[lit-ideas] Re: Oaxaca takeover

  • From: JimKandJulieB@xxxxxxx
  • To: lit-ideas@xxxxxxxxxxxxx
  • Date: Thu, 3 Aug 2006 21:02:04 EDT

You're just good.
And this world is insane.
Stop the planet, I want to get off.
Julie Krueger

========Original  Message========     Subj: [lit-ideas] Re: Oaxaca takeover  
Date: 8/3/06 7:45:29 P.M. Central Daylight Time  From: _carolkir@xxxxxxxxx 
(mailto:carolkir@xxxxxxxx)   To: _lit-ideas@xxxxxxxxxxxxxx 
(mailto:lit-ideas@xxxxxxxxxxxxx)   Sent on:    

Aha! Found it at Newsday. com. Aristophanes  lives. So teachers went on 
strike in June, too. Seems to me that Mexicans'  efforts at getting higher 
wages would be newsworthy coverage in the US, in  terms of the immigration 
debacle. But how is the Mexican government handling  all this? Sounds like 
its policy is Mr. Bush's. Ignore protesters and they  go away,  eventually.


Women  Seize TV Station in Oaxaca, Mexico
Associated Press  Writer

August 2, 2006, 2:59 PM EDT

OAXACA, Mexico -- About 500  women banging spoons against pots and pans 
seized a state-run television  station and broadcast a homemade video 
Wednesday that showed police kicking  protesters out of Oaxaca's main square 
last month.

The women took  control of Oaxaca's Channel 9 station Tuesday and held 
employees for about  six hours before releasing them.
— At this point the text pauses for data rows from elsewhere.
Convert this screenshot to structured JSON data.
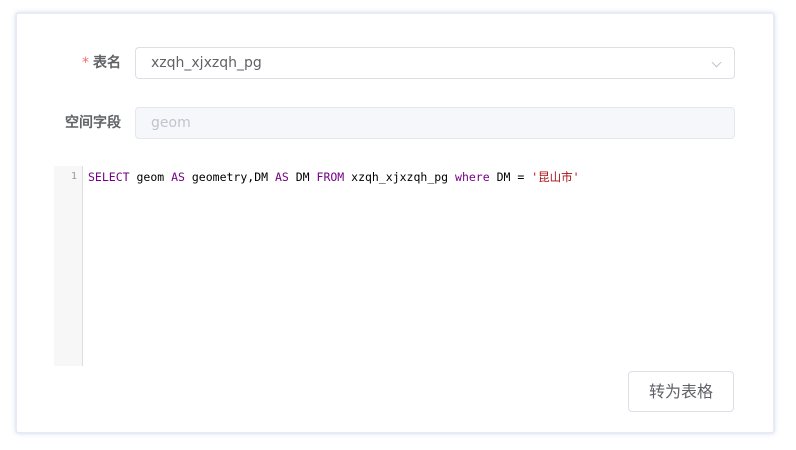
{
  "form": {
    "table_name": {
      "required_mark": "*",
      "label": "表名",
      "value": "xzqh_xjxzqh_pg",
      "icon": "chevron-down-icon"
    },
    "spatial_field": {
      "label": "空间字段",
      "value": "geom",
      "disabled": true
    }
  },
  "editor": {
    "lines": [
      {
        "number": "1",
        "tokens": [
          {
            "text": "SELECT",
            "type": "keyword"
          },
          {
            "text": " geom ",
            "type": "plain"
          },
          {
            "text": "AS",
            "type": "keyword"
          },
          {
            "text": " geometry,DM ",
            "type": "plain"
          },
          {
            "text": "AS",
            "type": "keyword"
          },
          {
            "text": " DM ",
            "type": "plain"
          },
          {
            "text": "FROM",
            "type": "keyword"
          },
          {
            "text": " xzqh_xjxzqh_pg ",
            "type": "plain"
          },
          {
            "text": "where",
            "type": "keyword"
          },
          {
            "text": " DM = ",
            "type": "plain"
          },
          {
            "text": "'昆山市'",
            "type": "string"
          }
        ]
      }
    ]
  },
  "actions": {
    "convert_label": "转为表格"
  },
  "colors": {
    "keyword": "#770088",
    "string": "#aa1111",
    "required": "#f56c6c",
    "frame_border": "#e6ebf6"
  }
}
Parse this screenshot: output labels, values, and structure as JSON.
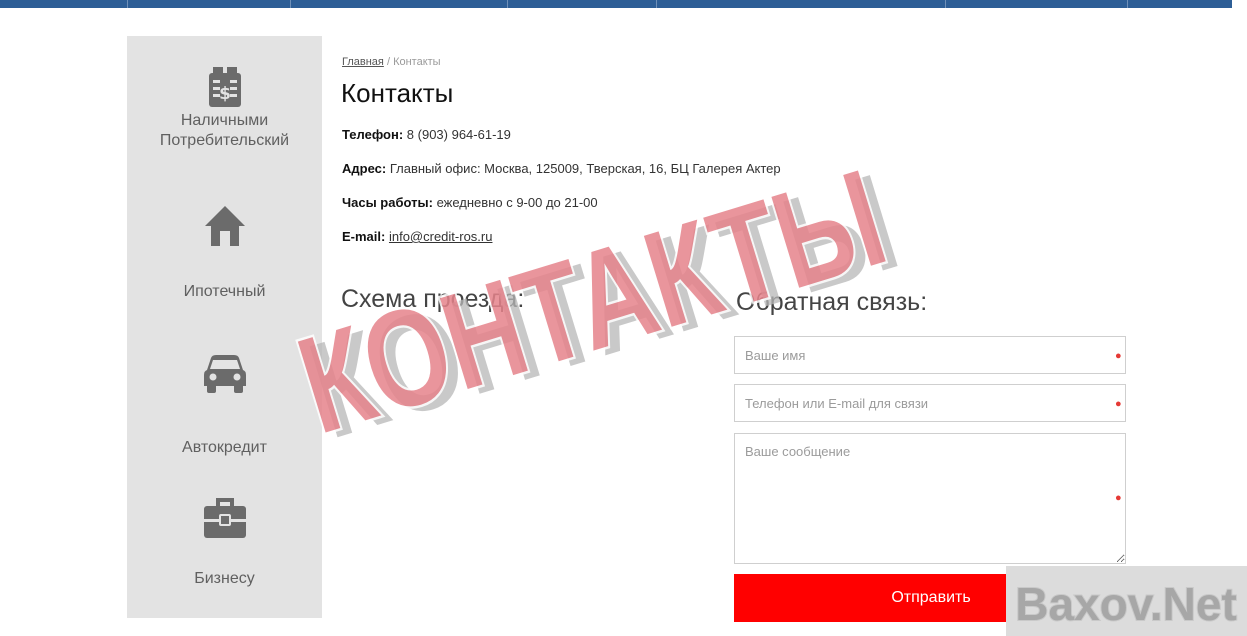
{
  "breadcrumb": {
    "home": "Главная",
    "separator": "/",
    "current": "Контакты"
  },
  "page_title": "Контакты",
  "contacts": {
    "phone_label": "Телефон:",
    "phone_value": "8 (903) 964-61-19",
    "address_label": "Адрес:",
    "address_value": "Главный офис: Москва, 125009, Тверская, 16, БЦ Галерея Актер",
    "hours_label": "Часы работы:",
    "hours_value": "ежедневно с 9-00 до 21-00",
    "email_label": "E-mail:",
    "email_value": "info@credit-ros.ru"
  },
  "sidebar": {
    "items": [
      {
        "label_line1": "Наличными",
        "label_line2": "Потребительский",
        "icon": "cash-register-icon"
      },
      {
        "label": "Ипотечный",
        "icon": "house-icon"
      },
      {
        "label": "Автокредит",
        "icon": "car-icon"
      },
      {
        "label": "Бизнесу",
        "icon": "briefcase-icon"
      }
    ]
  },
  "map_section": {
    "title": "Схема проезда:"
  },
  "feedback": {
    "title": "Обратная связь:",
    "name_placeholder": "Ваше имя",
    "contact_placeholder": "Телефон или E-mail для связи",
    "message_placeholder": "Ваше сообщение",
    "submit_label": "Отправить"
  },
  "watermark": {
    "text": "КОНТАКТЫ"
  },
  "site_logo": {
    "text": "Baxov.Net"
  },
  "colors": {
    "accent": "#ff0000",
    "topbar": "#2d5e96",
    "sidebar_bg": "#e3e3e3",
    "watermark": "#e6838b"
  }
}
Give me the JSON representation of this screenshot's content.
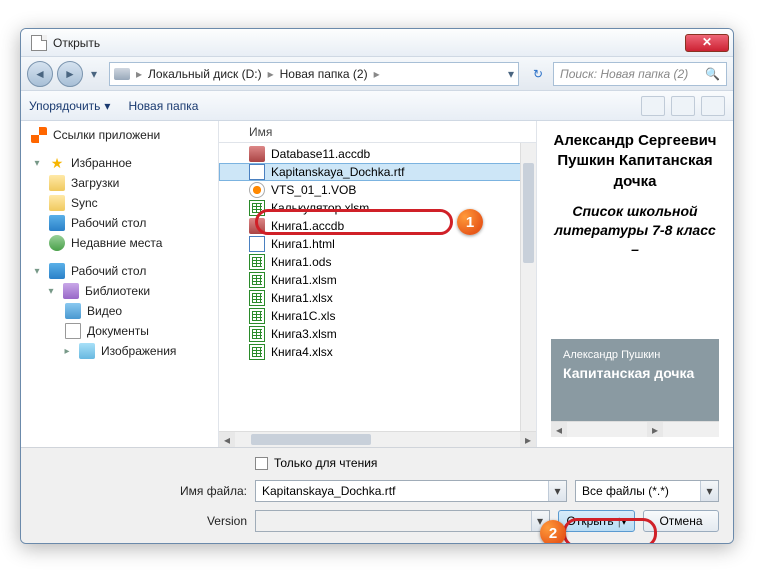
{
  "window": {
    "title": "Открыть"
  },
  "nav": {
    "breadcrumbs": [
      "Локальный диск (D:)",
      "Новая папка (2)"
    ],
    "search_placeholder": "Поиск: Новая папка (2)"
  },
  "toolbar": {
    "organize": "Упорядочить",
    "new_folder": "Новая папка"
  },
  "sidebar": {
    "app_links_head": "Ссылки приложени",
    "favorites_head": "Избранное",
    "favorites": [
      "Загрузки",
      "Sync",
      "Рабочий стол",
      "Недавние места"
    ],
    "desktop_head": "Рабочий стол",
    "libraries_head": "Библиотеки",
    "libraries": [
      "Видео",
      "Документы",
      "Изображения"
    ]
  },
  "filelist": {
    "col_name": "Имя",
    "files": [
      {
        "name": "Database11.accdb",
        "type": "accdb"
      },
      {
        "name": "Kapitanskaya_Dochka.rtf",
        "type": "rtf",
        "selected": true
      },
      {
        "name": "VTS_01_1.VOB",
        "type": "vob"
      },
      {
        "name": "Калькулятор.xlsm",
        "type": "xls"
      },
      {
        "name": "Книга1.accdb",
        "type": "accdb"
      },
      {
        "name": "Книга1.html",
        "type": "html"
      },
      {
        "name": "Книга1.ods",
        "type": "xls"
      },
      {
        "name": "Книга1.xlsm",
        "type": "xls"
      },
      {
        "name": "Книга1.xlsx",
        "type": "xls"
      },
      {
        "name": "Книга1C.xls",
        "type": "xls"
      },
      {
        "name": "Книга3.xlsm",
        "type": "xls"
      },
      {
        "name": "Книга4.xlsx",
        "type": "xls"
      }
    ]
  },
  "preview": {
    "title": "Александр Сергеевич Пушкин Капитанская дочка",
    "subtitle": "Список школьной литературы 7-8 класс –",
    "card_author": "Александр Пушкин",
    "card_title": "Капитанская дочка"
  },
  "footer": {
    "readonly_label": "Только для чтения",
    "filename_label": "Имя файла:",
    "filename_value": "Kapitanskaya_Dochka.rtf",
    "filetype_value": "Все файлы (*.*)",
    "version_label": "Version",
    "open_btn": "Открыть",
    "cancel_btn": "Отмена"
  },
  "badges": {
    "b1": "1",
    "b2": "2"
  }
}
It was unclear how long 
the siege would  last and police were nowhere to be seen near the station  

The standoff is the latest by demonstrators who accuse  Gov. Ulises Ruiz of 
rigging his 2004 election victory and violently  repressing opposition 

Station director Mercedes Rojas said  the state has filed a criminal 
complaint with the federal attorney general's  office, noting that the 
station has about $54.5 million worth of equipment  inside and that the 
protesters had threatened the 60 employees with violence  while holding them 

Federal officials have not commented on  the standoff.

Tensions have been on the rise since June, when state  police attacked a 
demonstration of striking teachers occupying the historic  central plaza and 
demanding a wage increase.

Since then, thousands of  teachers, unionists and leftists have camped out in 
the plaza,  spray-painting buildings with revolutionary slogans, smashing 
hotel windows  and erecting makeshift barricades. Most businesses remain 

The  unrest has paralyzed one of Mexico's top cultural attractions, where  
visitors to the southern city normally browse traditional markets for Indian  
handicrafts, hike ancient pyramids and stroll cobblestone streets to sample  
mole dishes. Officials recently canceled a prominent cultural festival  
because of fears that violence could injure tourists and  residents.

Tourism is down 75 percent, costing the city more than $45  million, 
according to the Mexican Employers Federation. Business leaders  have asked 
the federal government to intervene, but aides to President  Vicente Fox have 
said the problem must be resolved at the state  level.

To  change your Lit-Ideas settings (subscribe/unsub, vacation on/off,
digest  on/off), visit www.andreas.com/faq-lit-ideas.html

Other related posts: